One of the most frequently asked questions is “Why Hindus wear dot on the forehead?”. It is one custom which has been part of tradition that can be traced back to remote antiquity. Anytime a curious non-Indian meets an Indian, this is a question they have always genuinely wanted to know the answer for. It is so common that it has to be on Google suggestions list:
But Indians, understandably, take the “dot on forehead” for granted, don’t think much about it, therefore don’t have a good answer. Also, many Indians are disconnected & distanced from their heritage, thanks to the stranglehold of Colonial & Marxist ideologies on society. No wonder then, when my employer graciously offered a forum to enhance cultural awareness among the diverse groups of employees, it is these ill-informed Indians who showed up to represent India and answer some of these questions. It will be preferable if only we will just admit our ignorance instead of infecting others with it. With some extra effort googling, they could have come up with a decent response, like the one below. After skipping a few pages of tripe in Google search results, found this one to be closer to my understanding:
The third-eye “ajna” chakra is represented using the dot between the eyebrows (slightly above). This is the original intent and purpose. … Overtime people generally forgot the original meaning and just maintained the tradition as an aesthetic, beauty mark. In the meantime they also developed various decorative marks to indicate activity, affiliations and social situation. It became just a fashion with an amazing variety available mainly for women now. This practice also spread to other parts of Asia mainly just as a fashion. With the proliferation of new styles and meanings, the original meaning became less important and almost forgotten. … it represents the ajna chakra and applying the mark is supposed to make you aware of your inner potential which you need to explore – that is the intent. [Edited. See full response at Religious Forums.]

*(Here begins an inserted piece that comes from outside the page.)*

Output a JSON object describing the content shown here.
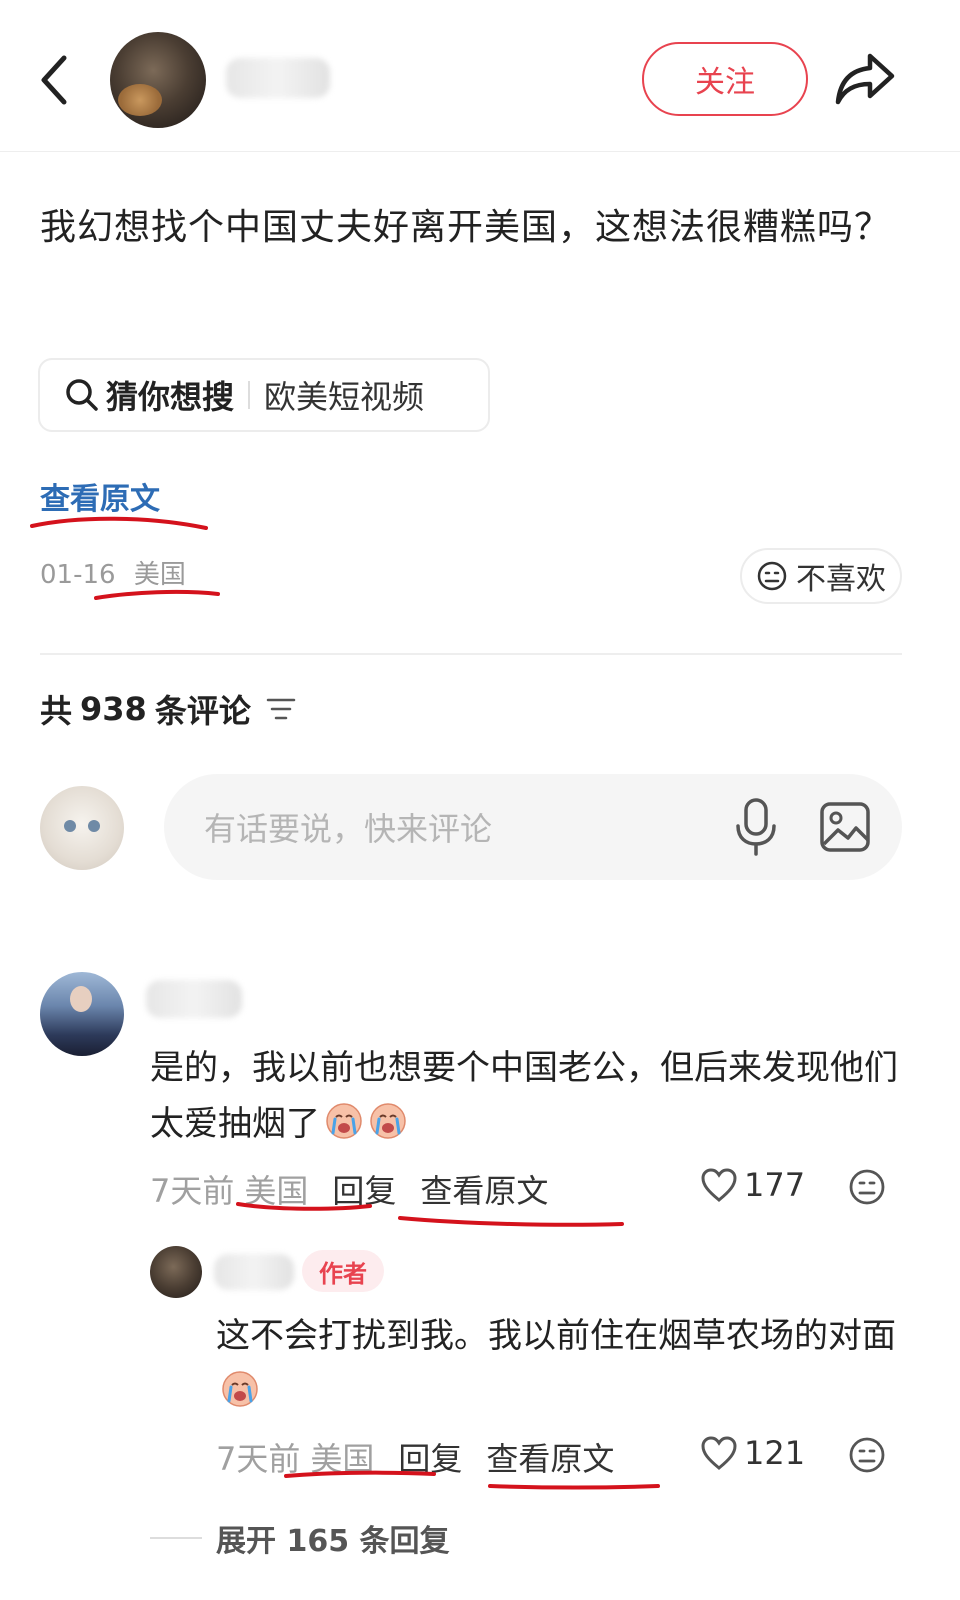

Ajna [ājňā] chakra is situated between the eyebrows and slightly above the eyebrow level, as mentioned in the quote above. This is also known as the third-eye chakra, which is the ‘inner’ eye that enables us to ‘look’ within. Ajna means command, power, authority (see more). More details about the chakra-s in a future post.
Let us see what we can learn from the word ‘bindi’ (alternate spelling: ‘bindhi’). Bindi comes from the word Bindu which means point, among other possible meanings. Bindu, in this instance, is the point, the source from where Universe is manifested and later rolls back into, cyclically. This bindu is represented in the middle of yantra-s by a dot, as seen in the Sri Yantra image here. Applying bindi symbolizes bindu, the point from which everything originates and goes back to. At the end of every cycle, when there is no material manifestation in the cosmos, only ‘thing’ that still exists by itself, with bindu, is AUM or OM. OM is not a word, but it is the primordial sound vibration, called nAdha brahman, also known as pranava. So, this connects together ajna, bindu & OM. Ajna chakra’s beeja mantra is OM, for that reason, appropriately. More about OM in a future post. Hence, applying bindi is our daily ritual that reminds us of our divinity and relation with The Source. It is also recommended that we use the right-hand ring finger for applying bindi, as that finger is connected to ajna chakra.
ॐकारं बिन्दु संयुक्तं नित्यं ध्यायन्ति योगिनः ।
कामदं मोक्षदं चैव ॐकाराय नमो नमः ॥
OMkAraM bindu saMyuktaM nityaM dhyAyanti yoginaH |
kAmadaM mokShadaM chaiva OMkArAya namo namaH ||
OM that is together with The Source point, on which the yogis meditate,
provides wish-fulfillment, liberates from the cycle of birth & death, etc
salutations to OM
By the practice of applying bindi we are encouraged to focus on the ajna chakra and chant OM beeja mantra, for liberation.
Hindus tend to ascribe divinity to everything, everywhere. Just as we realize our own divinity and recognize the same in other people, we also see all manifested forms imbued with the same divine principle. Because of this, bindi is applied not just on humans, but on everything from pets, cattle, elephants, books, door frames all the way to computers, monitors, automobiles, and so on. In case you missed while watching the movie, check out the nAmam on na’vi!
Is it OK if I wear bindi?
This is a question often asked by those who want to wear bindi occasionally as a fashion accessory. Some Indians have opined that it is cultural appropriation if White people wear bindi. My opinion is, it is not OK if worn with the intention of mocking, as a racist insult or just as a joke – in these cases it is indeed cultural appropriation. This is pretty much in the same category as wearing Native American costume – seriously insulting. When bindi is worn with no foul intent, it should be fine. Just be aware of what bindi represents: you are divine, not a born sinner. If that contradicts with your ideas of god & religion, it is better to avoid bindi. Let wearing bindi represent that you are ready for a profound change in your worldview which begins by acknowledging your inherent divinity. Also be aware that wearing bindi might make you a target of persecution and violence by racial & religious supremacists, including even in certain parts of India – see Dotbusters, persecution & terrorism.